Saudi Prince Alwaleed bin Talal has made a $300M “strategic” investment in Twitter, according to Bloomberg.com:
Alwaleed, who leads the 2011 Arab Rich List, and his investment company agreed to buy a “strategic stake” in Twitter, Kingdom Holding said today. A strategic holding means more than 3 percent, Ahmed Halawani, a Kingdom Holding director, said in an interview. That would give the San Francisco-based company a valuation exceeding $10 billion.
Alwaleed is described by Bloomberg as a businessman and an investor. But Alwaleed is a politician, not a businessman– he is a member of the Saudi royal family, and his capital and wealth are continually generated by the Saudi royal family’s political control over Saudi oil fields.

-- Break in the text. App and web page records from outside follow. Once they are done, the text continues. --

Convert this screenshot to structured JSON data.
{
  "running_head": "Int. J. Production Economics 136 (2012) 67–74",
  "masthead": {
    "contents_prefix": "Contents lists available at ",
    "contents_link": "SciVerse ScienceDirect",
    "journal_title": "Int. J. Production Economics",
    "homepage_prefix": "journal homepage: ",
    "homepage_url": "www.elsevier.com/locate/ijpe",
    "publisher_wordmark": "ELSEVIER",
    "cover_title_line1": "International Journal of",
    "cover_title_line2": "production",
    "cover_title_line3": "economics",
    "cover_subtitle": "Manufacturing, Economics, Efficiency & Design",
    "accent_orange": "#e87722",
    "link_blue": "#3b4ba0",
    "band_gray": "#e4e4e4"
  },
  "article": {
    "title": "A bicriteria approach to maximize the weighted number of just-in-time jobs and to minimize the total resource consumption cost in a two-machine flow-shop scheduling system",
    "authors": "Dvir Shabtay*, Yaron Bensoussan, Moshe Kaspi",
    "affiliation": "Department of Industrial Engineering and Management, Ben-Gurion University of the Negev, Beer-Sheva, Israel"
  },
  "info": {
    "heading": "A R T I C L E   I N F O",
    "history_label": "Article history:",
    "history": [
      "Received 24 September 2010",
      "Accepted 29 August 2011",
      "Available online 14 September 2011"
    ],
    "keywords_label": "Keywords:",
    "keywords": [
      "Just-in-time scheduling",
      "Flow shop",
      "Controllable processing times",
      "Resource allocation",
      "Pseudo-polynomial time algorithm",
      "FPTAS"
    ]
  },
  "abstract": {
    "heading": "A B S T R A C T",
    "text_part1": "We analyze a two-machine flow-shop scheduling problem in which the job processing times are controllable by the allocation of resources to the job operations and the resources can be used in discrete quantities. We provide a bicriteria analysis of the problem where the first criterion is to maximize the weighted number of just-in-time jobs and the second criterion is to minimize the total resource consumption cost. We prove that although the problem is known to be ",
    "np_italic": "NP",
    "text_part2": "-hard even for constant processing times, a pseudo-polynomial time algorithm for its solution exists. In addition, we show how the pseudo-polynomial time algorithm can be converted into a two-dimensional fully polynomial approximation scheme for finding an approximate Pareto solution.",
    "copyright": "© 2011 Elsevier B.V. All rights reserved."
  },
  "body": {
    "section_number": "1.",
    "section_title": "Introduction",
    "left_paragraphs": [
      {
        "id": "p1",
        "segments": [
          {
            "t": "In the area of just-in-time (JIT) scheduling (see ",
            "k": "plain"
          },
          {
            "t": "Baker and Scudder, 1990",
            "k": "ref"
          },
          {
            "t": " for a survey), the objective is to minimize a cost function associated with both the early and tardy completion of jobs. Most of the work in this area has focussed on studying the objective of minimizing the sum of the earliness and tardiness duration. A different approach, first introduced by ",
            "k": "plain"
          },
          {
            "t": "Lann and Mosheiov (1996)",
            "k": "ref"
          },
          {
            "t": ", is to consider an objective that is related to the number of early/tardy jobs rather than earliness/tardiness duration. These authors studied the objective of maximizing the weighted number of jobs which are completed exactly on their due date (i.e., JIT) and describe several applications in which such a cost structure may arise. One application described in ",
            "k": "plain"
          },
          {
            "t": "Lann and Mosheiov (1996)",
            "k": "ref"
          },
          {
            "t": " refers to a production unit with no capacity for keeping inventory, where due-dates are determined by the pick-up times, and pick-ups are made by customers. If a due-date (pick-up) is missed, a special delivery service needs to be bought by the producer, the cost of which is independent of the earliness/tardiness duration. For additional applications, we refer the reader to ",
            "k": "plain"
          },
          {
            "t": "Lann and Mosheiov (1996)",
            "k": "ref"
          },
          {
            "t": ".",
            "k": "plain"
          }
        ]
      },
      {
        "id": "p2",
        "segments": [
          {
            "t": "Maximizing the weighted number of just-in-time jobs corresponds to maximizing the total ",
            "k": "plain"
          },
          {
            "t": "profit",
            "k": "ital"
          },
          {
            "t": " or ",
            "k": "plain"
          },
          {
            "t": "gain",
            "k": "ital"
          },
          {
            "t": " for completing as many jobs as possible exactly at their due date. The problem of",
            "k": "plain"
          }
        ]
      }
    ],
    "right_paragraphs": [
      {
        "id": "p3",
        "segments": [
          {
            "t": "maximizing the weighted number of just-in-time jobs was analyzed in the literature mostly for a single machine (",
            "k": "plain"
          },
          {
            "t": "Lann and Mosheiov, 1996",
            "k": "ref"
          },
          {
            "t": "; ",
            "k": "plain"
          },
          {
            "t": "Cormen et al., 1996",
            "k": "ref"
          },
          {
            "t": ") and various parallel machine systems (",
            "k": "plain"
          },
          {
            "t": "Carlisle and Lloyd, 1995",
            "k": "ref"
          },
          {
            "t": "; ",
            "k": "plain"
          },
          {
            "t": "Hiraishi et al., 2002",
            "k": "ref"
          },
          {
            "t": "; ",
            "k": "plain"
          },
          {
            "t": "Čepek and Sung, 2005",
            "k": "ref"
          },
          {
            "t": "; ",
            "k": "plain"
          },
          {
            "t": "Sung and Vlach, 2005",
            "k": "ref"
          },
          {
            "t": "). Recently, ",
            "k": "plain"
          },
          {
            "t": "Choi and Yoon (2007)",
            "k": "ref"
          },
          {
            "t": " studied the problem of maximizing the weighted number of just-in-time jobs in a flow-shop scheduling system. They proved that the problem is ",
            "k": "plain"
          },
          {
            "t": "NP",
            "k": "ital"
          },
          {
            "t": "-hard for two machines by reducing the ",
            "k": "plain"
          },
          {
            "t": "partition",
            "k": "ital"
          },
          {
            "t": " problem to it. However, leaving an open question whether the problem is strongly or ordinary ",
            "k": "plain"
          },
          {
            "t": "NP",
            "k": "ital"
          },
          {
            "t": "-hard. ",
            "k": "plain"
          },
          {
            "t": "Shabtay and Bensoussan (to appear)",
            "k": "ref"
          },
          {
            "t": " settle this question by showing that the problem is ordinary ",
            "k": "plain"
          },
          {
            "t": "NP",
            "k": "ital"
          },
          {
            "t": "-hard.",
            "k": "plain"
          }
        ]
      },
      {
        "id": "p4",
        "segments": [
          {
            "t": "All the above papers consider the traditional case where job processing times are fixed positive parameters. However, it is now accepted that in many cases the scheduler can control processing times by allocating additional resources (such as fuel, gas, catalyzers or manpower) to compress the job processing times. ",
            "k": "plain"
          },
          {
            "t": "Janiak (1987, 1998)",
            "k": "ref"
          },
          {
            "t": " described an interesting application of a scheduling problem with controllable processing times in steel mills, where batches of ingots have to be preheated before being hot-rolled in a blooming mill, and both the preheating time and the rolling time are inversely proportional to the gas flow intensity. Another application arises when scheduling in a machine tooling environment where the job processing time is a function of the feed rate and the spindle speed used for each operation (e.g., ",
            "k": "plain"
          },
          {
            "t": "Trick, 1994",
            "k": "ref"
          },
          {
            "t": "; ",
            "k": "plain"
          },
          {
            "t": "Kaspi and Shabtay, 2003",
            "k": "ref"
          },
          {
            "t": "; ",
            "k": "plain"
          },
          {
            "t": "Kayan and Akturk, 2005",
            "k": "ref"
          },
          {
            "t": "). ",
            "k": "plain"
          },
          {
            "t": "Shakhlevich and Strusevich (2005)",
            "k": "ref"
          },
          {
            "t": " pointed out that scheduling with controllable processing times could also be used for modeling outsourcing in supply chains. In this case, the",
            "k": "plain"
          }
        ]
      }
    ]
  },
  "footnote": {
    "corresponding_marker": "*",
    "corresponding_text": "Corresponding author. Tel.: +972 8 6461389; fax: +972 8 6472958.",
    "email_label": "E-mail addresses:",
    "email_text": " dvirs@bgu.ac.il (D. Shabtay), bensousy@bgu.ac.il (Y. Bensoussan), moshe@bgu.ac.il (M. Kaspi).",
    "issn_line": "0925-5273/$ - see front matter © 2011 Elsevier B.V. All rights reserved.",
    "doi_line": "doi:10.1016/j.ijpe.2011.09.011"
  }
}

Similarly, Alwaleed is an “investor” in businesses like Citi and Twitter in the same sense that the CIA “invested” in Google and Facebook– for information and for control, not for economic or financial profit.
If this is a challenging view to accept, let’s consider just this recent purchase of his Twitter stake from insiders. According to the article, an industry research group recently cut their forecast for Twitter’s 2011 ad revenue from $150M to $139.5M. What kind of value multiplier did Alwaleed “invest” in if he paid $300M for more than 3% of the company which is now valued at over $10B?
Let’s give Alwaleed the benefit of the doubt and say that Twitter’s 2011 ad revenue comes in at $150M. Let’s further assume that Twitter is a highly profitable company and 30% of their revenues drop down to the bottom line and become net profit. That’s $45M of net profit in 2011.
At a $10B market cap, Alwaleed’s investment was made at 66.6x Price-to-Revenues and 222.2x Price-to-Earnings. I should hope I don’t need to do the math for you to show what kind of growth expectations you have to factor into those ratios for them to make sense.
Now, ask yourself, have you ever heard of the “Best Investor In the Universe”, Warren Buffett, investing in companies at these kinds of multiples? Ask yourself, what kind of margin of safety does Alwaleed have here when paying so much for so little. Ask yourself, is it a credible idea that Alwaleed is truly a successful businessman and investor who has managed to grow his personal fortune to $19.6B (according to Wikipedia) since 1979 by investing at such high multiples?
Alwaleed “is a savvy investor and the hot thing in the IT world is social networking,” said Nabil Farhat, a partner at Abu Dhabi-based Al Fajer Securities.
Historically, how do even “savvy investors” fare investing in the latest “hot thing”?
As hinted at earlier, there is a more reasonable explanation for why Alwaleed invested in Twitter, why he has invested in Citi and News Corp., and why he invests in almost anything– Alwaleed is part of a political front and he makes investments as part of a political agenda. Politics is not an economically efficient system, it cares not for scarcity and cost in the economic sense of productive effort and opportunity cost. Political systems get their revenues from coercion, and they use economic resources as but another means to their arbitrary political ends.
Why did Alwaleed invest in Twitter? Because Twitter played an embarrassing role in the recent “Arab Spring” of revolutionary fervor across the Middle East this year and Alwaleed and his sponsors want to be in a position which allows them the knowledge and influence of the insider, of control. This is what is meant by the savvy Mr. Alwaleed’s “strategic” investment in a not-so-profitable social media favorite.
Why did Alwaleed invest in Citi? Because Citi is a centerpiece to the financial chicanery involving the global drug trade controlled by the CIA, the power-politics of world political intrigue and espionage and the dangerous, corrupt game of arms dealing and the financing of imperial military adventurism.
Why did Alwaleed invest in News Corp.? To control the news!
Let us not confuse legitimate businessmen and investors with political operatives and speculators any longer!